Biomedical demography focuses on patterns of human health, frailty and longevity by linking various biological indicators—including biomarkers, neuroimaging and genomic information—to individual, family and other population data. CPHA Scholars are conducting biomarker and genomic data collection and research on human populations in the U.S. and around the world.
Illustrative biomedical demographic research includes:
- The Dunedin Multidisciplinary Health and Development Study carried out by Terrie Moffit and Avshalom Caspi is determining the impact of genomic factors (e.g. polygenic risk scores), genomic family history, family medical history, early life adversity, personality development, and other life course factors on the pace of aging.
- Using the Chinese Longitudinal Health Longevity Study (CLHLS), Yi Zeng identifies sex-related genomic sources of longevity.

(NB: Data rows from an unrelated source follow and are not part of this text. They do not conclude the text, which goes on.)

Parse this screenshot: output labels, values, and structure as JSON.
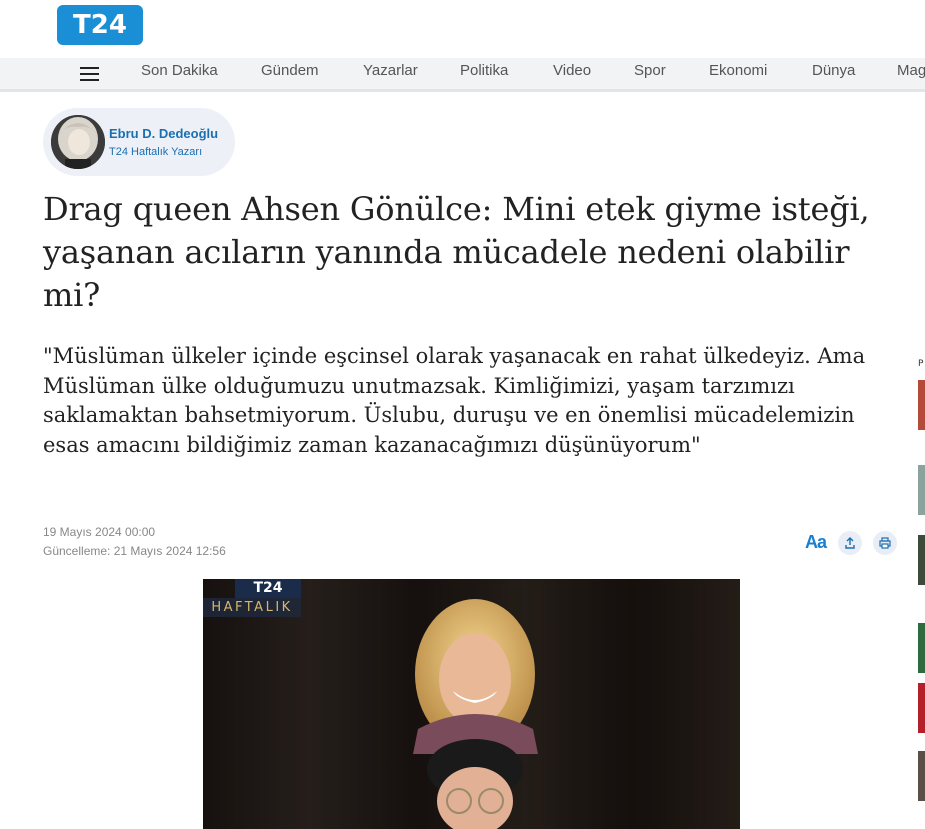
{
  "header": {
    "logo_text": "T24",
    "brand_color": "#1a8fd6"
  },
  "nav": {
    "menu_icon": "hamburger-icon",
    "items": [
      {
        "label": "Son Dakika"
      },
      {
        "label": "Gündem"
      },
      {
        "label": "Yazarlar"
      },
      {
        "label": "Politika"
      },
      {
        "label": "Video"
      },
      {
        "label": "Spor"
      },
      {
        "label": "Ekonomi"
      },
      {
        "label": "Dünya"
      },
      {
        "label": "Mag"
      }
    ]
  },
  "author": {
    "name": "Ebru D. Dedeoğlu",
    "role": "T24 Haftalık Yazarı"
  },
  "article": {
    "title": "Drag queen Ahsen Gönülce: Mini etek giyme isteği, yaşanan acıların yanında mücadele nedeni olabilir mi?",
    "quote": "\"Müslüman ülkeler içinde eşcinsel olarak yaşanacak en rahat ülkedeyiz. Ama Müslüman ülke olduğumuzu unutmazsak. Kimliğimizi, yaşam tarzımızı saklamaktan bahsetmiyorum. Üslubu, duruşu ve en önemlisi mücadelemizin esas amacını bildiğimiz zaman kazanacağımızı düşünüyorum\"",
    "published": "19 Mayıs 2024 00:00",
    "updated": "Güncelleme: 21 Mayıs 2024 12:56"
  },
  "tools": {
    "font_size_label": "Aa",
    "share_icon": "share-icon",
    "print_icon": "print-icon"
  },
  "hero_image": {
    "badge_top": "T24",
    "badge_bottom": "HAFTALIK"
  }
}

- Anatoliy Yashin is identifying the current time trends of Alzheimer’s disease (AD) and other dementias with a high level of accuracy. He is investigating the relationship between the time-trend in AD and the time-trend in cognitive impairment in U.S. older persons to reconcile their seemingly contradictory patterns and to uncover the role of potential risk factors contributing to variation of these time trends.
- James Vaupel and Kaare Christensen conduct studies using the Longitudinal Study of Danish Twins and full Danish birth cohort data to study exceptional longevity among nonagenerians and centenarians, Their work provides insights on healthy aging, heterogeneity in disability, and trends in physical and cognitive functioning among the oldest old across cohorts.Together they also utilize the Stress, Aging and Health in Russia (SAHR) survey that provides a valuable set of established and novel biomarkers combined with self-reported data, to obtain important insights into factors and biological mechanisms of mortality and health losses in Russia.
CPHA research scholars in the affiliated Biodemography of Aging Research Unit (BARU) also focus on genome-wide association studies of the biological bases of longevity, using data from many sources including the Framingham Study and the National Long-Term Care Survey, Medicare databases and patient’s electronic health records.